From Gisborne, New Zealand
Heavyweight: Shane Cameron (22-1, 19 ko)vs. Robert Davis (32-9, 20ko)
Coming live from Gisborne, we are presented with world ranked heavyweight Shane Cameron’s homecoming bout against Robert Davis. Cameron seemed set to be an upper tier heavyweight until he was stopped by iron chinned Friday Ahunanya in November 2007. Since then he had won three in a row against very average opposition. Against Davis, who’s nine losses have included 7 by ko, Cameron has a chance to put on a show in front his loyal hometown.
Cameron, always in shape, looks exceptionally so and Davis looks…well… “soft” in the middle. Cameron looks to start the fight quickly but is caught by Davis which slows him down. The first couple of rounds are defined by Davis coming forward and looking to throw the one-two whilst Cameron pounds his soft midsection. There is a clash of heads in the second, which opens a cut between Cameron’s eyes. Davis is caught by a shot in the third but holds firm and throws in return. Cameron is just ripping the body and manages to tag Davis with another right hand. Davis looks strong, and is clearly bigger, but is getting caught with right hands that may not have an effect now but could be damaging if he doesn’t find an answer. Davis is wobbled at the end of the round but manages to survive. Round four continues along the same vein with Cameron punishing the body and occasionally catching Davis upstairs. Davis is once again hurt at the end of the round. The fifth is all Cameron who is stringing together combos and mixing it up well. Davis looks sluggish and the pounding his body has taken looks to be in effect. He no longer looks like he wants to be in the fight and clinches at every possibly moment which makes it hard for Cameron to get off. He is tough though as Cameron’s best are having limited effect. By the eighth Davis looks finished, not in a sense that he is going to be stopped but just due to the poor condition he came into this fight coupled with the hellish body attack Cameron has put on him. Davis is one shotting and it is amazing he still on his feet. In the ninth, however, he shows a renewed sense of vigor which seems to give Cameron purpose. Cameron is now intent of finishing it. The tenth shows Davis not giving any movement and Cameron throwing a heap of leather and looking for the uppercut. Davis manages to back up Cameron and wobbles him slightly. Cameron is landing the uppercut but Davis still seems unfazed. The fight is an absolute grind fest by the eleventh. Davis lands big and Cameron responds. Cameron is amazingly still bouncing on his feet and goes big on the offensive.
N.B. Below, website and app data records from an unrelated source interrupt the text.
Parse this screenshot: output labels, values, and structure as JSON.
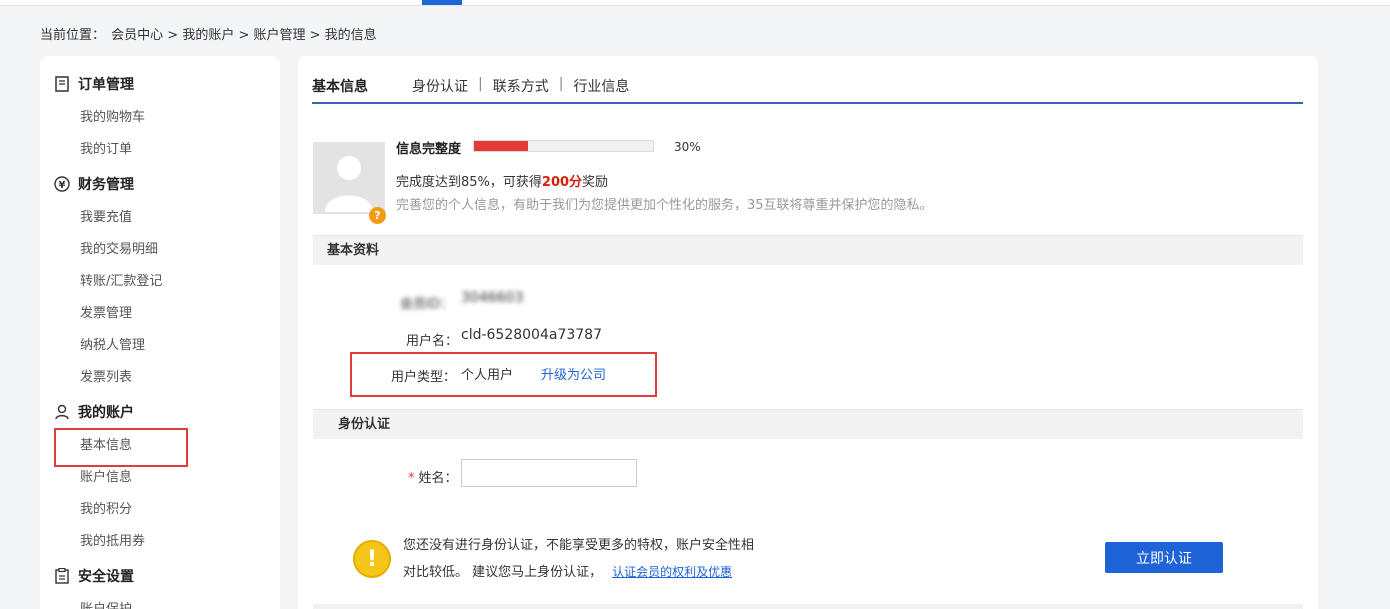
{
  "breadcrumb": {
    "label": "当前位置：",
    "path": "会员中心 > 我的账户 > 账户管理 > 我的信息"
  },
  "sidebar": {
    "groups": [
      {
        "title": "订单管理",
        "icon": "document-icon",
        "items": [
          "我的购物车",
          "我的订单"
        ]
      },
      {
        "title": "财务管理",
        "icon": "yen-coin-icon",
        "items": [
          "我要充值",
          "我的交易明细",
          "转账/汇款登记",
          "发票管理",
          "纳税人管理",
          "发票列表"
        ]
      },
      {
        "title": "我的账户",
        "icon": "user-icon",
        "items": [
          "基本信息",
          "账户信息",
          "我的积分",
          "我的抵用券"
        ]
      },
      {
        "title": "安全设置",
        "icon": "clipboard-icon",
        "items": [
          "账户保护"
        ]
      }
    ]
  },
  "tabs": {
    "active": "基本信息",
    "others": [
      "身份认证",
      "联系方式",
      "行业信息"
    ],
    "separator": "|"
  },
  "profile": {
    "completeness_label": "信息完整度",
    "progress": 30,
    "progress_text": "30%",
    "reward_prefix": "完成度达到85%，可获得",
    "reward_points": "200分",
    "reward_suffix": "奖励",
    "hint": "完善您的个人信息，有助于我们为您提供更加个性化的服务，35互联将尊重并保护您的隐私。"
  },
  "basic_info": {
    "section_title": "基本资料",
    "member_id_label": "会员ID：",
    "member_id_value": "3046603",
    "username_label": "用户名：",
    "username_value": "cld-6528004a73787",
    "user_type_label": "用户类型：",
    "user_type_value": "个人用户",
    "upgrade_link": "升级为公司"
  },
  "identity": {
    "section_title": "身份认证",
    "required_mark": "*",
    "name_label": "姓名：",
    "name_value": "",
    "warning_line1": "您还没有进行身份认证，不能享受更多的特权，账户安全性相",
    "warning_line2": "对比较低。 建议您马上身份认证，",
    "warning_link": "认证会员的权利及优惠",
    "verify_button": "立即认证"
  },
  "colors": {
    "accent": "#1f63d8",
    "highlight": "#e03c3c",
    "progress": "#e53935",
    "points": "#d81e06"
  }
}
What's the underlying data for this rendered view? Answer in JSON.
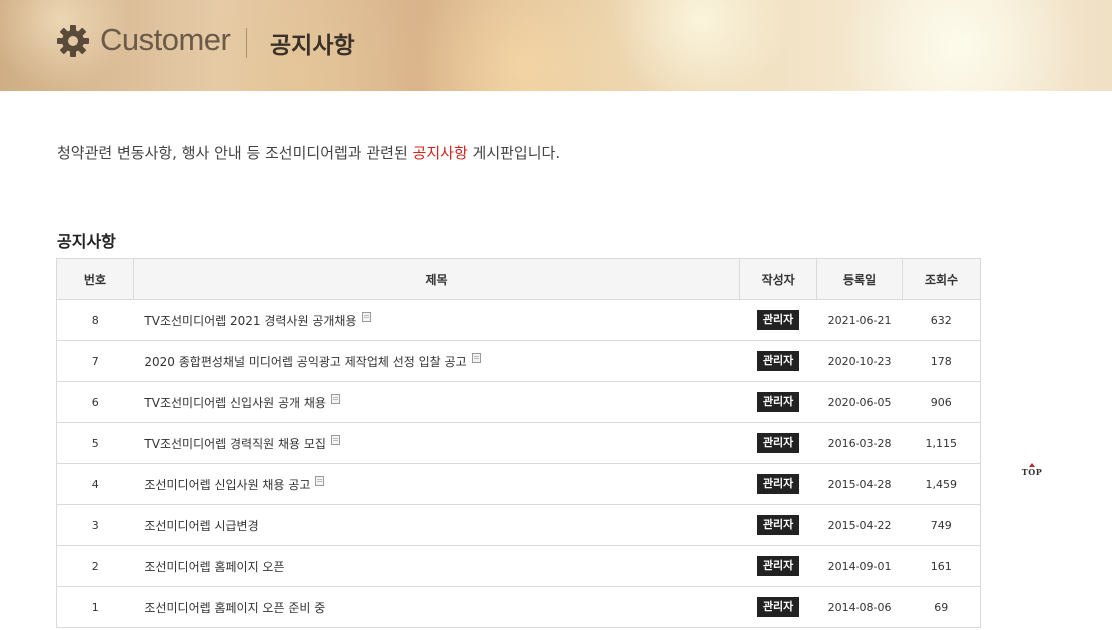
{
  "header": {
    "brand": "Customer",
    "breadcrumb": "공지사항",
    "icon": "gear-icon"
  },
  "intro": {
    "text_before": "청약관련 변동사항, 행사 안내 등 조선미디어렙과 관련된 ",
    "highlight": "공지사항",
    "text_after": " 게시판입니다.",
    "highlight_color": "#d0241f"
  },
  "section_title": "공지사항",
  "table": {
    "headers": [
      "번호",
      "제목",
      "작성자",
      "등록일",
      "조회수"
    ],
    "rows": [
      {
        "no": "8",
        "title": "TV조선미디어렙 2021 경력사원 공개채용",
        "attachment": true,
        "author": "관리자",
        "date": "2021-06-21",
        "views": "632"
      },
      {
        "no": "7",
        "title": "2020 종합편성채널 미디어렙 공익광고 제작업체 선정 입찰 공고",
        "attachment": true,
        "author": "관리자",
        "date": "2020-10-23",
        "views": "178"
      },
      {
        "no": "6",
        "title": "TV조선미디어렙 신입사원 공개 채용",
        "attachment": true,
        "author": "관리자",
        "date": "2020-06-05",
        "views": "906"
      },
      {
        "no": "5",
        "title": "TV조선미디어렙 경력직원 채용 모집",
        "attachment": true,
        "author": "관리자",
        "date": "2016-03-28",
        "views": "1,115"
      },
      {
        "no": "4",
        "title": "조선미디어렙 신입사원 채용 공고",
        "attachment": true,
        "author": "관리자",
        "date": "2015-04-28",
        "views": "1,459"
      },
      {
        "no": "3",
        "title": "조선미디어렙 시급변경",
        "attachment": false,
        "author": "관리자",
        "date": "2015-04-22",
        "views": "749"
      },
      {
        "no": "2",
        "title": "조선미디어렙 홈페이지 오픈",
        "attachment": false,
        "author": "관리자",
        "date": "2014-09-01",
        "views": "161"
      },
      {
        "no": "1",
        "title": "조선미디어렙 홈페이지 오픈 준비 중",
        "attachment": false,
        "author": "관리자",
        "date": "2014-08-06",
        "views": "69"
      }
    ]
  },
  "top_button": {
    "label": "TOP",
    "icon": "up-arrow-icon",
    "arrow_color": "#c0242c"
  }
}
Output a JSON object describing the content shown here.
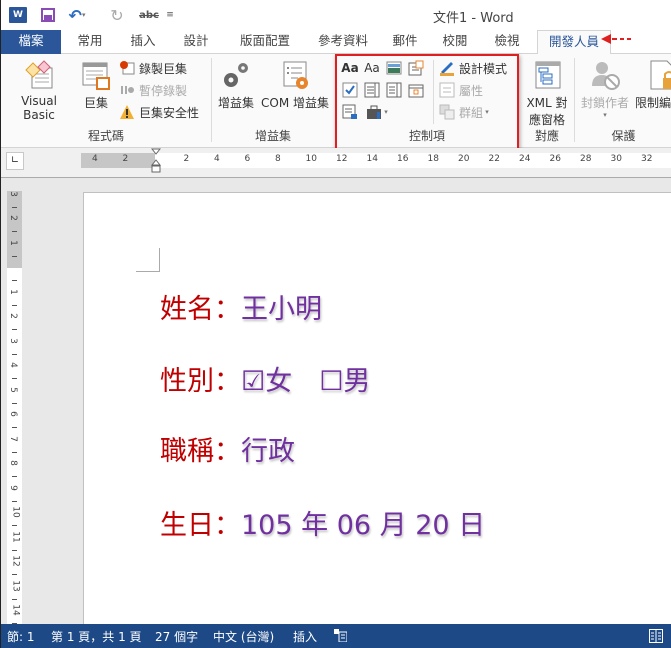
{
  "window": {
    "title": "文件1 - Word",
    "app_icon": "word-icon"
  },
  "quick_access": {
    "save": "save-icon",
    "undo": "undo-icon",
    "redo": "redo-icon",
    "spelling": "abc",
    "customize": "customize-qat-icon"
  },
  "tabs": [
    {
      "label": "檔案",
      "active": false,
      "file": true
    },
    {
      "label": "常用",
      "active": false
    },
    {
      "label": "插入",
      "active": false
    },
    {
      "label": "設計",
      "active": false
    },
    {
      "label": "版面配置",
      "active": false
    },
    {
      "label": "參考資料",
      "active": false
    },
    {
      "label": "郵件",
      "active": false
    },
    {
      "label": "校閱",
      "active": false
    },
    {
      "label": "檢視",
      "active": false
    },
    {
      "label": "開發人員",
      "active": true
    }
  ],
  "ribbon": {
    "code": {
      "label": "程式碼",
      "visual_basic": "Visual Basic",
      "macros": "巨集",
      "record_macro": "錄製巨集",
      "pause_recording": "暫停錄製",
      "macro_security": "巨集安全性"
    },
    "addins": {
      "label": "增益集",
      "addins_btn": "增益集",
      "com_addins": "COM 增益集"
    },
    "controls": {
      "label": "控制項",
      "design_mode": "設計模式",
      "properties": "屬性",
      "group": "群組",
      "rich_text": "Aa",
      "plain_text": "Aa"
    },
    "mapping": {
      "label": "對應",
      "xml_pane_line1": "XML 對",
      "xml_pane_line2": "應窗格"
    },
    "protect": {
      "label": "保護",
      "block_authors": "封鎖作者",
      "restrict_editing": "限制編輯"
    }
  },
  "ruler": {
    "left_numbers": [
      "4",
      "2"
    ],
    "right_numbers": [
      "2",
      "4",
      "6",
      "8",
      "10",
      "12",
      "14",
      "16",
      "18",
      "20",
      "22",
      "24",
      "26",
      "28",
      "30",
      "32"
    ],
    "vertical_top_numbers": [
      "3",
      "2",
      "1"
    ],
    "vertical_numbers": [
      "1",
      "2",
      "3",
      "4",
      "5",
      "6",
      "7",
      "8",
      "9",
      "10",
      "11",
      "12",
      "13",
      "14"
    ]
  },
  "document": {
    "lines": [
      {
        "label": "姓名：",
        "value": "王小明"
      },
      {
        "label": "性別：",
        "value": "☑女　☐男"
      },
      {
        "label": "職稱：",
        "value": "行政"
      },
      {
        "label": "生日：",
        "value": "105 年 06 月 20 日"
      }
    ]
  },
  "status": {
    "section": "節: 1",
    "page": "第 1 頁，共 1 頁",
    "words": "27 個字",
    "language": "中文 (台灣)",
    "mode": "插入",
    "macro_icon": "macro-record-icon",
    "read_mode_icon": "read-mode-icon"
  },
  "annotation": {
    "highlight_color": "#e02020",
    "arrow_target": "開發人員"
  }
}
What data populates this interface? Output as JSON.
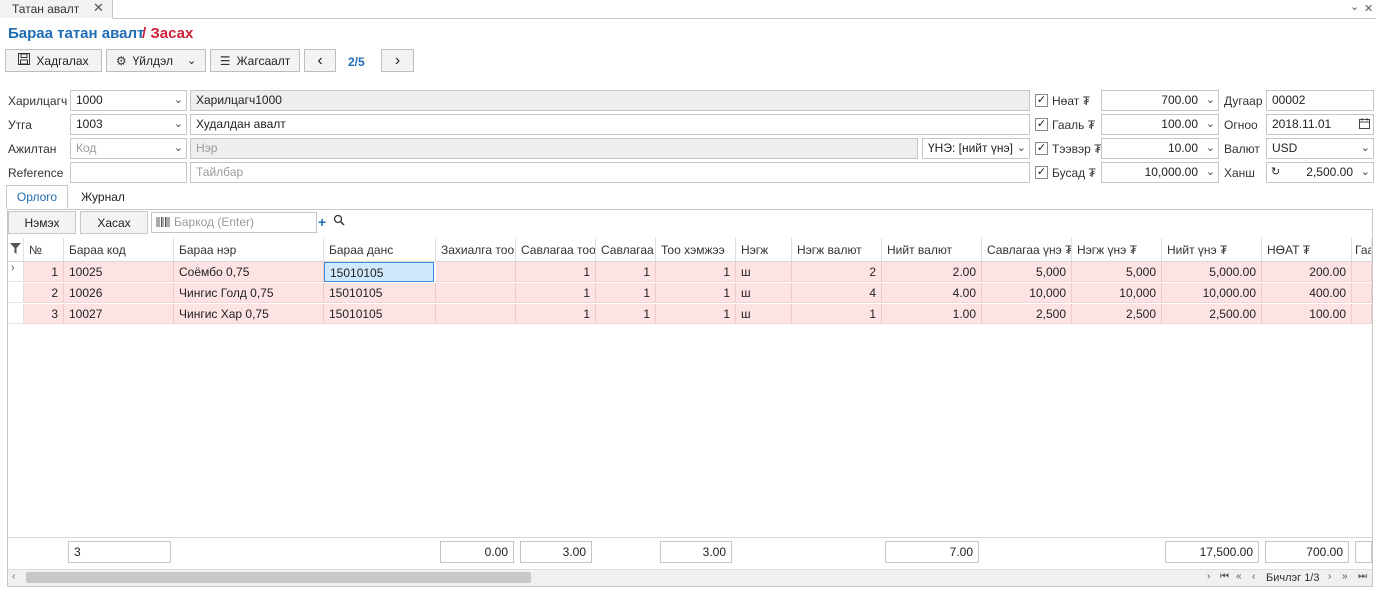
{
  "tab": {
    "label": "Татан авалт",
    "close": "✕"
  },
  "window": {
    "chevron": "⌄",
    "close": "✕"
  },
  "header": {
    "title": "Бараа татан авалт",
    "subtitle": "/ Засах"
  },
  "toolbar": {
    "save_label": "Хадгалах",
    "action_label": "Үйлдэл",
    "list_label": "Жагсаалт",
    "page": "2/5"
  },
  "form": {
    "partner": {
      "label": "Харилцагч",
      "code": "1000",
      "name": "Харилцагч1000"
    },
    "route": {
      "label": "Утга",
      "code": "1003",
      "name": "Худалдан авалт"
    },
    "employee": {
      "label": "Ажилтан",
      "code_placeholder": "Код",
      "name_placeholder": "Нэр",
      "price_mode": "ҮНЭ: [нийт үнэ]"
    },
    "reference": {
      "label": "Reference",
      "value": "",
      "desc_placeholder": "Тайлбар"
    },
    "vat": {
      "label": "Нөат ₮",
      "checked": true,
      "value": "700.00"
    },
    "customs": {
      "label": "Гааль ₮",
      "checked": true,
      "value": "100.00"
    },
    "transport": {
      "label": "Тээвэр ₮",
      "checked": true,
      "value": "10.00"
    },
    "other": {
      "label": "Бусад ₮",
      "checked": true,
      "value": "10,000.00"
    },
    "number": {
      "label": "Дугаар",
      "value": "00002"
    },
    "date": {
      "label": "Огноо",
      "value": "2018.11.01"
    },
    "currency": {
      "label": "Валют",
      "value": "USD"
    },
    "rate": {
      "label": "Ханш",
      "value": "2,500.00"
    }
  },
  "subtabs": {
    "income": "Орлого",
    "journal": "Журнал"
  },
  "grid_toolbar": {
    "add_label": "Нэмэх",
    "remove_label": "Хасах",
    "barcode_placeholder": "Баркод (Enter)"
  },
  "columns": [
    "№",
    "Бараа код",
    "Бараа нэр",
    "Бараа данс",
    "Захиалга тоо",
    "Савлагаа тоо",
    "Савлагаа",
    "Тоо хэмжээ",
    "Нэгж",
    "Нэгж валют",
    "Нийт валют",
    "Савлагаа үнэ ₮",
    "Нэгж үнэ ₮",
    "Нийт үнэ ₮",
    "НӨАТ ₮",
    "Гаа"
  ],
  "rows": [
    {
      "no": "1",
      "code": "10025",
      "name": "Соёмбо 0,75",
      "account": "15010105",
      "order_qty": "",
      "pack_qty": "1",
      "pack": "1",
      "qty": "1",
      "unit": "ш",
      "unit_cur": "2",
      "total_cur": "2.00",
      "pack_price": "5,000",
      "unit_price": "5,000",
      "total_price": "5,000.00",
      "vat": "200.00"
    },
    {
      "no": "2",
      "code": "10026",
      "name": "Чингис Голд 0,75",
      "account": "15010105",
      "order_qty": "",
      "pack_qty": "1",
      "pack": "1",
      "qty": "1",
      "unit": "ш",
      "unit_cur": "4",
      "total_cur": "4.00",
      "pack_price": "10,000",
      "unit_price": "10,000",
      "total_price": "10,000.00",
      "vat": "400.00"
    },
    {
      "no": "3",
      "code": "10027",
      "name": "Чингис Хар 0,75",
      "account": "15010105",
      "order_qty": "",
      "pack_qty": "1",
      "pack": "1",
      "qty": "1",
      "unit": "ш",
      "unit_cur": "1",
      "total_cur": "1.00",
      "pack_price": "2,500",
      "unit_price": "2,500",
      "total_price": "2,500.00",
      "vat": "100.00"
    }
  ],
  "footer": {
    "count": "3",
    "order_qty": "0.00",
    "pack_qty": "3.00",
    "qty": "3.00",
    "total_cur": "7.00",
    "total_price": "17,500.00",
    "vat": "700.00"
  },
  "pagination": {
    "label": "Бичлэг 1/3"
  },
  "colors": {
    "accent": "#1f6db5",
    "subtitle": "#d0213a",
    "row_bg": "#fde3e3",
    "selected": "#cfe8fb"
  }
}
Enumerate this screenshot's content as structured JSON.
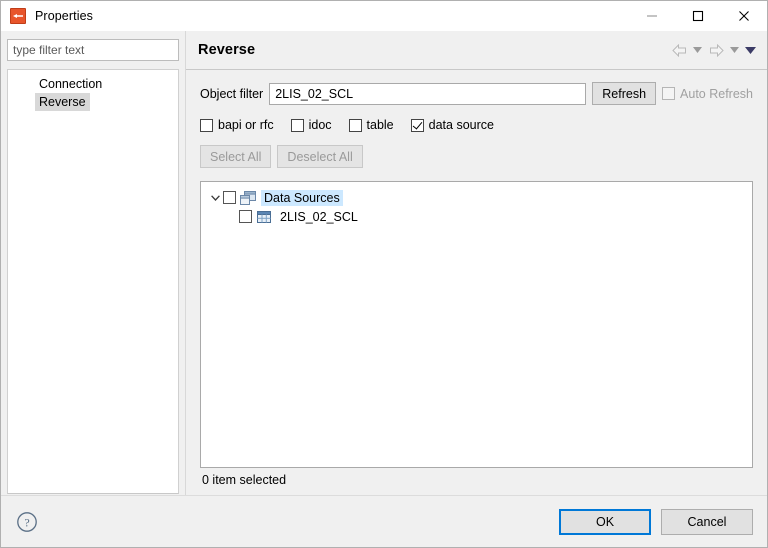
{
  "window": {
    "title": "Properties",
    "app_icon": "sap-reverse-icon",
    "controls": {
      "minimize": "minimize-icon",
      "maximize": "maximize-icon",
      "close": "close-icon"
    }
  },
  "sidebar": {
    "filter_placeholder": "type filter text",
    "filter_value": "",
    "items": [
      {
        "label": "Connection",
        "selected": false
      },
      {
        "label": "Reverse",
        "selected": true
      }
    ]
  },
  "page": {
    "title": "Reverse",
    "toolbar": {
      "back_icon": "back-arrow-icon",
      "back_menu_icon": "chevron-down-icon",
      "forward_icon": "forward-arrow-icon",
      "forward_menu_icon": "chevron-down-icon",
      "menu_icon": "chevron-down-icon"
    },
    "object_filter": {
      "label": "Object filter",
      "value": "2LIS_02_SCL",
      "placeholder": "",
      "refresh_label": "Refresh",
      "auto_refresh_label": "Auto Refresh",
      "auto_refresh_checked": false,
      "auto_refresh_enabled": false
    },
    "type_filters": [
      {
        "label": "bapi or rfc",
        "checked": false
      },
      {
        "label": "idoc",
        "checked": false
      },
      {
        "label": "table",
        "checked": false
      },
      {
        "label": "data source",
        "checked": true
      }
    ],
    "selection_buttons": {
      "select_all": "Select All",
      "deselect_all": "Deselect All",
      "enabled": false
    },
    "tree": {
      "root": {
        "label": "Data Sources",
        "icon": "data-source-folder-icon",
        "expanded": true,
        "checked": false,
        "highlighted": true
      },
      "children": [
        {
          "label": "2LIS_02_SCL",
          "icon": "table-grid-icon",
          "checked": false,
          "highlighted": false
        }
      ]
    },
    "status": "0 item selected"
  },
  "footer": {
    "help_icon": "help-question-icon",
    "ok_label": "OK",
    "cancel_label": "Cancel"
  },
  "colors": {
    "accent": "#0078d7",
    "tree_selection": "#cce8ff",
    "nav_selection": "#d8d8d8",
    "app_icon": "#e8552b",
    "window_bg": "#f0f0f0"
  }
}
Davis is on the ropes and not responding whilst Cameron finds enough gas to tee off and the referee calls a stop to the contest.
Cameron gets another late stoppage over another mid-level opposition. Fights like almost hurt his cause as he needed to be far more dominant. Cameron successfully defends his IBF Pan Pacific title although a prospective bout against David Tua, who was in attendance, is a far greater prize. If Cameron wants to make any kind of assault on the heavyweight division then a strong performance against David Tua and higher activity in general is needed.